Brain Tumors in Children

While brain tumors refer to a mass of abnormal cells in the brain, they may differ between adults and children. As the bodies and brains of children are still developing, their tumors are usually different from that seen in adults.

The most common form of solid tumors in kids are unfortunately brain tumors and form about 20% of all childhood cancers. These tumors behave differently than those found in adults and are treated differently too. The child’s age and health are strong determinants of the type of treatment offered to such children. The only good news here is that most kids have a comparatively better prognosis than adults with the same tumor.

Tumors can be classified based upon the tumor’s location, structure and rate of growth. Most tumors in children are primary tumors and originate at their point of location. They can also be classified according to their aggressiveness – whether cancerous or non-cancerous in nature.

The prognosis of tumors in children is based on their location, grade, size, speed of growth as well as the treatment options open to them.

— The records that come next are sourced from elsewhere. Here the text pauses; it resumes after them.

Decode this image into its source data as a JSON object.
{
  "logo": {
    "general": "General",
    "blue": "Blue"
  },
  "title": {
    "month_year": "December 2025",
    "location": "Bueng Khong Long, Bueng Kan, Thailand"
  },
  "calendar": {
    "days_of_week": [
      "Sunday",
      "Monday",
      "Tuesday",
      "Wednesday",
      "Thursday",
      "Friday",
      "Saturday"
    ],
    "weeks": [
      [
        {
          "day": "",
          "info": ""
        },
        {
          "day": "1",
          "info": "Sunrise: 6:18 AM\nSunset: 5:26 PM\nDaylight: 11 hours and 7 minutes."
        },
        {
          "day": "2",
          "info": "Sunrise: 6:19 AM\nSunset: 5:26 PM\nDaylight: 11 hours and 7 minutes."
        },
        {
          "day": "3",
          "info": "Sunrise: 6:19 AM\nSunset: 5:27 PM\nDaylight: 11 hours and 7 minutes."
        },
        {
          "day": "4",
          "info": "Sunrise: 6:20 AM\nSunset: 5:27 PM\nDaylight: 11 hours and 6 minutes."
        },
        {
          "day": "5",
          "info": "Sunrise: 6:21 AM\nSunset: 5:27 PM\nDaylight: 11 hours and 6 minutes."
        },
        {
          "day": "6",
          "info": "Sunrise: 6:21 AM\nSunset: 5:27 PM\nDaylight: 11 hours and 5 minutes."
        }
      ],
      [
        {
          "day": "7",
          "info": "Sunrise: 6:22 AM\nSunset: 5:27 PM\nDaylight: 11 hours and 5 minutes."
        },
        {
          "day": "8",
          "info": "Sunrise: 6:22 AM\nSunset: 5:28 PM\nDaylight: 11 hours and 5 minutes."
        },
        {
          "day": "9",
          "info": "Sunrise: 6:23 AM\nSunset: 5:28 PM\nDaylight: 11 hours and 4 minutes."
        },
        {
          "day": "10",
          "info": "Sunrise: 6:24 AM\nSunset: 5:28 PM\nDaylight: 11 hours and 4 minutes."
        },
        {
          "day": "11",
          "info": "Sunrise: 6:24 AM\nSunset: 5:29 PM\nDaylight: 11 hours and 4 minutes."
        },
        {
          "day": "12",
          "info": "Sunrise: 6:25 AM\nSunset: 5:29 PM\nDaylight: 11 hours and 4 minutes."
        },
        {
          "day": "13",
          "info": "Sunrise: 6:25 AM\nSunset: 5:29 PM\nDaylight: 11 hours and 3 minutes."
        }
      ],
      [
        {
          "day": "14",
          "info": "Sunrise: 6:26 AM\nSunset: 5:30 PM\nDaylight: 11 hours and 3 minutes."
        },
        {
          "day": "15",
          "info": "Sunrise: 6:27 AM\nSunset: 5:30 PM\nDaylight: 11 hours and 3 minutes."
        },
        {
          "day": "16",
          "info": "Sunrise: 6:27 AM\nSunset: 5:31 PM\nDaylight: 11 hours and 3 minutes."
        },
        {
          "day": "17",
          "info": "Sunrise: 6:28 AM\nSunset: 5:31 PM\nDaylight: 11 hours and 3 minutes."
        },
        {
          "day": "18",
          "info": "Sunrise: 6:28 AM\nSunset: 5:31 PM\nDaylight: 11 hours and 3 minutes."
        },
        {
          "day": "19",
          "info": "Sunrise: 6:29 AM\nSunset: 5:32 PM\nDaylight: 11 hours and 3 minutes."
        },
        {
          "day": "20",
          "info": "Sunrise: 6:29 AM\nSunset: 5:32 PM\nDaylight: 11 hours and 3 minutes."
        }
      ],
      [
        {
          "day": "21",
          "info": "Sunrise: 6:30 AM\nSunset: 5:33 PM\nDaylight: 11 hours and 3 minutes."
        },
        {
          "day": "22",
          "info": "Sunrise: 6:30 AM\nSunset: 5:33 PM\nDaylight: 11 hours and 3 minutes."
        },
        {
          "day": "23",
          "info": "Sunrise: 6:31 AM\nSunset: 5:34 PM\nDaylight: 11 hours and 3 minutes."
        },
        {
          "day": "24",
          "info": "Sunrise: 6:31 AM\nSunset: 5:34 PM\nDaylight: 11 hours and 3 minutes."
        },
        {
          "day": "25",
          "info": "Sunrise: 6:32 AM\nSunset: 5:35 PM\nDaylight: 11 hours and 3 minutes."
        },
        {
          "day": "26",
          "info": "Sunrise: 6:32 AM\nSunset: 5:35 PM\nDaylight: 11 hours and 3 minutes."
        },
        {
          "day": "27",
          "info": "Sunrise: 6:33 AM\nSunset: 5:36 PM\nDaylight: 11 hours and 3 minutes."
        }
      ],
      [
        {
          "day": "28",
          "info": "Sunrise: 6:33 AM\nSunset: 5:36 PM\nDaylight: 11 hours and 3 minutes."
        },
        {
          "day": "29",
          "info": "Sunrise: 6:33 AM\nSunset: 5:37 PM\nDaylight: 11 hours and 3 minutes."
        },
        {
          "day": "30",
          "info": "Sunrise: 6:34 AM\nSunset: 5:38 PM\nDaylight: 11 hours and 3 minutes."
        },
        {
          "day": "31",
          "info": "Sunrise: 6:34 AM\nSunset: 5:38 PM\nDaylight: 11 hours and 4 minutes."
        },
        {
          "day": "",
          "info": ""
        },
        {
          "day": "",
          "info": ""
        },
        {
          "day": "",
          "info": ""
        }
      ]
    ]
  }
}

The age of the child is also another important factor affecting prognosis. Common childhood brain tumors include medulloblastoma, astrocytoma and ependymoma; they are named according to their location and type of cells affected. Of the above, the medulloblastoma is the most common type of childhood tumor. There are many more types of tumors to add to this list however.

Signs and symptoms of brain tumors are a little challenging to zero down upon as some very young children won’t know how to communicate their problems. The parent needs to keep a vigilant eye in all cases.

The most common symptom is the headache and its pattern and severity vary in those with brain tumors. The headache might also be accompanied by vomiting, loss of appetite or confusion. Some mental changes that can also be associated with brain tumors include changes in personality and behavior, problems with reasoning, speech difficulties, memory loss, inability to concentrate, irritability, hearing loss, increased sleep and gradual loss of movement in a limb. The child may also have problems with vision, balance, weakness or even seizures.
Diagnosis is usually with the aid of MRI and CT scans of the brain or examination of the spinal fluid.

Treatment is usually by surgical excision. Other measures like radiotherapy and chemotherapy may also be deployed depending upon the child’s health. Other supportive treatment options include the use of corticosteroids and diuretics to get rid of the brain swelling, pain medications and anticonvulsants. Physical and occupational therapy can also be provided to improve the quality of life.

Leave a reply